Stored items
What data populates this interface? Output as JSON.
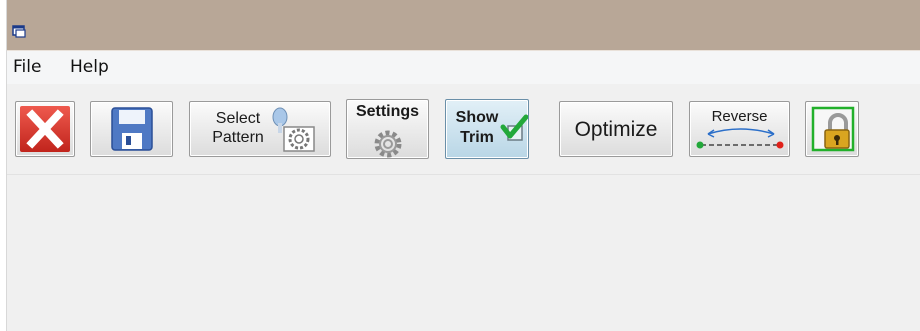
{
  "menu": {
    "file": "File",
    "help": "Help"
  },
  "toolbar": {
    "close_icon": "red-x-icon",
    "save_icon": "floppy-disk-icon",
    "select_pattern": {
      "line1": "Select",
      "line2": "Pattern",
      "icon": "gear-pattern-icon"
    },
    "settings": {
      "label": "Settings",
      "icon": "gear-icon"
    },
    "show_trim": {
      "line1": "Show",
      "line2": "Trim",
      "icon": "checkmark-icon"
    },
    "optimize": {
      "label": "Optimize"
    },
    "reverse": {
      "label": "Reverse",
      "icon": "reverse-arrows-icon"
    },
    "lock_icon": "padlock-icon"
  },
  "colors": {
    "titlebar": "#b8a797",
    "close_red": "#d9302b",
    "save_blue": "#4f79c4",
    "check_green": "#22a83a",
    "lock_border": "#22b02b"
  }
}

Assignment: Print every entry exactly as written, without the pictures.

Exercise solution:
What data populates this interface? Output as JSON.
{
  "menu": {
    "file": "File",
    "help": "Help"
  },
  "toolbar": {
    "close_icon": "red-x-icon",
    "save_icon": "floppy-disk-icon",
    "select_pattern": {
      "line1": "Select",
      "line2": "Pattern",
      "icon": "gear-pattern-icon"
    },
    "settings": {
      "label": "Settings",
      "icon": "gear-icon"
    },
    "show_trim": {
      "line1": "Show",
      "line2": "Trim",
      "icon": "checkmark-icon"
    },
    "optimize": {
      "label": "Optimize"
    },
    "reverse": {
      "label": "Reverse",
      "icon": "reverse-arrows-icon"
    },
    "lock_icon": "padlock-icon"
  },
  "colors": {
    "titlebar": "#b8a797",
    "close_red": "#d9302b",
    "save_blue": "#4f79c4",
    "check_green": "#22a83a",
    "lock_border": "#22b02b"
  }
}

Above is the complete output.